### ASSIGNMENT
Filter the lines below, copying only those with the string "Añadir".
-- GIVEN RECORDS follows --
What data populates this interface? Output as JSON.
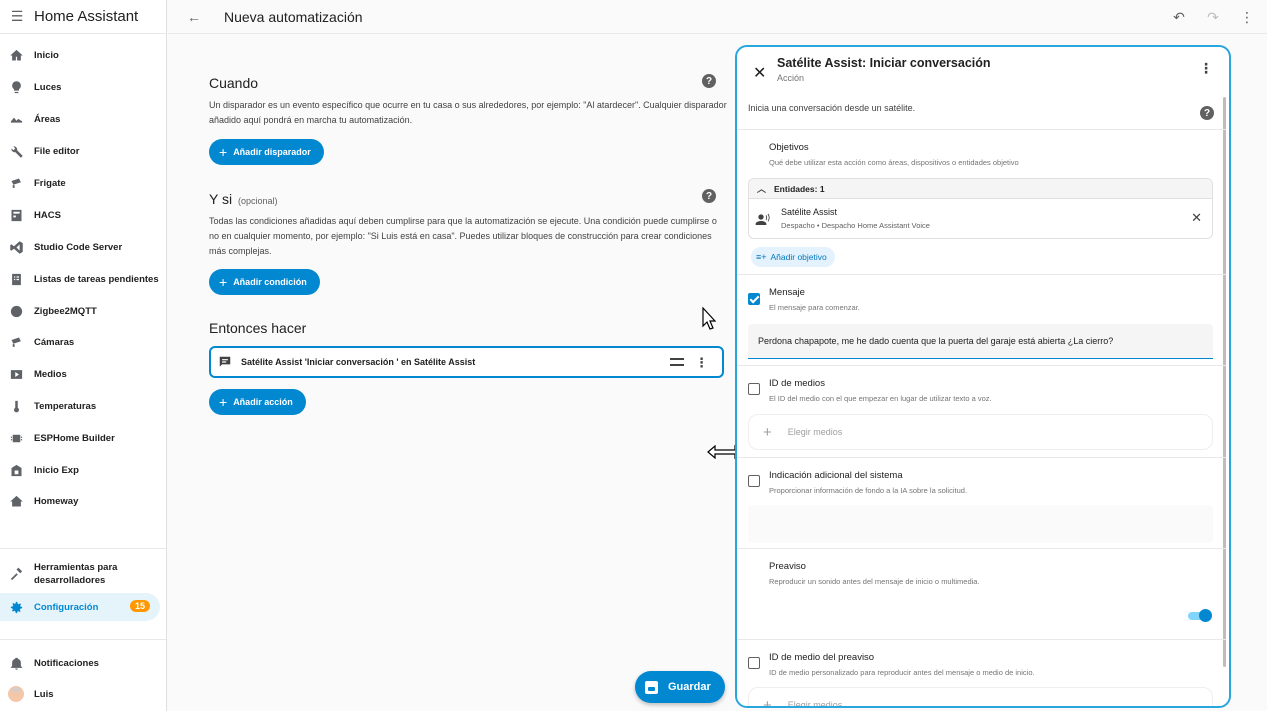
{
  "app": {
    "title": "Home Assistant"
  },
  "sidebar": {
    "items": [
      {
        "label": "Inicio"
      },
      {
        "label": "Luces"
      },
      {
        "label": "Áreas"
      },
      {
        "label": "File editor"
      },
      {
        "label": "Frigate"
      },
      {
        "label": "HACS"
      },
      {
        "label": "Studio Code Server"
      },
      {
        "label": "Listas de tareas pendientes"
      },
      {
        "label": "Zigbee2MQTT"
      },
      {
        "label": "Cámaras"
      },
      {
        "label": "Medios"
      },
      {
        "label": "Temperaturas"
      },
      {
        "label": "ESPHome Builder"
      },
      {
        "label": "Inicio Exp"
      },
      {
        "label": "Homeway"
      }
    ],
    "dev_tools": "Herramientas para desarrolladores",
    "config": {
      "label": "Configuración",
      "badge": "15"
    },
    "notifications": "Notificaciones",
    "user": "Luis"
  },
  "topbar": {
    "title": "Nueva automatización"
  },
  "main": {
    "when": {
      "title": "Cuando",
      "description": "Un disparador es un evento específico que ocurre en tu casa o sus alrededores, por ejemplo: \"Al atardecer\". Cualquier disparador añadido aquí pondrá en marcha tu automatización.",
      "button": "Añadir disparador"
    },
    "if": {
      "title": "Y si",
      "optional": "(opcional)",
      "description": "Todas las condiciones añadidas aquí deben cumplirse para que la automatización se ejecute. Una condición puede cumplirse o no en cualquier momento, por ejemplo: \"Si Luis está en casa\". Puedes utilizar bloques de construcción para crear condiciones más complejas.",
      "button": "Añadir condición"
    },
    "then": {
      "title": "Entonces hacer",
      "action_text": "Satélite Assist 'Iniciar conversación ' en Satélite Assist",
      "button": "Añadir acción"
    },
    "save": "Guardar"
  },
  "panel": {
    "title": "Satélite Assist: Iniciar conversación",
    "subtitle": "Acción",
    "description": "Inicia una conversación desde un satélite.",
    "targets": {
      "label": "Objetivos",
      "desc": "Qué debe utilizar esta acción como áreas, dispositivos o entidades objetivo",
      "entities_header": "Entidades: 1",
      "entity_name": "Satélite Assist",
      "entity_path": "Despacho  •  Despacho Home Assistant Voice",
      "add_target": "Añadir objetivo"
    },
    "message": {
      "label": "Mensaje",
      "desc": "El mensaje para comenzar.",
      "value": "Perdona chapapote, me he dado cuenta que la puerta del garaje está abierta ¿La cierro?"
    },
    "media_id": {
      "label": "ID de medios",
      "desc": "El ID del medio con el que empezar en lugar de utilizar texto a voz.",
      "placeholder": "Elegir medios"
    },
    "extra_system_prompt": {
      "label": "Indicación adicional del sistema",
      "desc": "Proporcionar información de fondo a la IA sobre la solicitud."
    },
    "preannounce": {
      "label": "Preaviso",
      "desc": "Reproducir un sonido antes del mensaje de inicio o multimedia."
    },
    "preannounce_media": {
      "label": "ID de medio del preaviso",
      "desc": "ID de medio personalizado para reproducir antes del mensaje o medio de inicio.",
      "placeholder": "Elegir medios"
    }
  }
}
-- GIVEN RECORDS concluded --
### EXPECTED OUTPUT
      "button": "Añadir disparador"
      "button": "Añadir condición"
      "button": "Añadir acción"
      "add_target": "Añadir objetivo"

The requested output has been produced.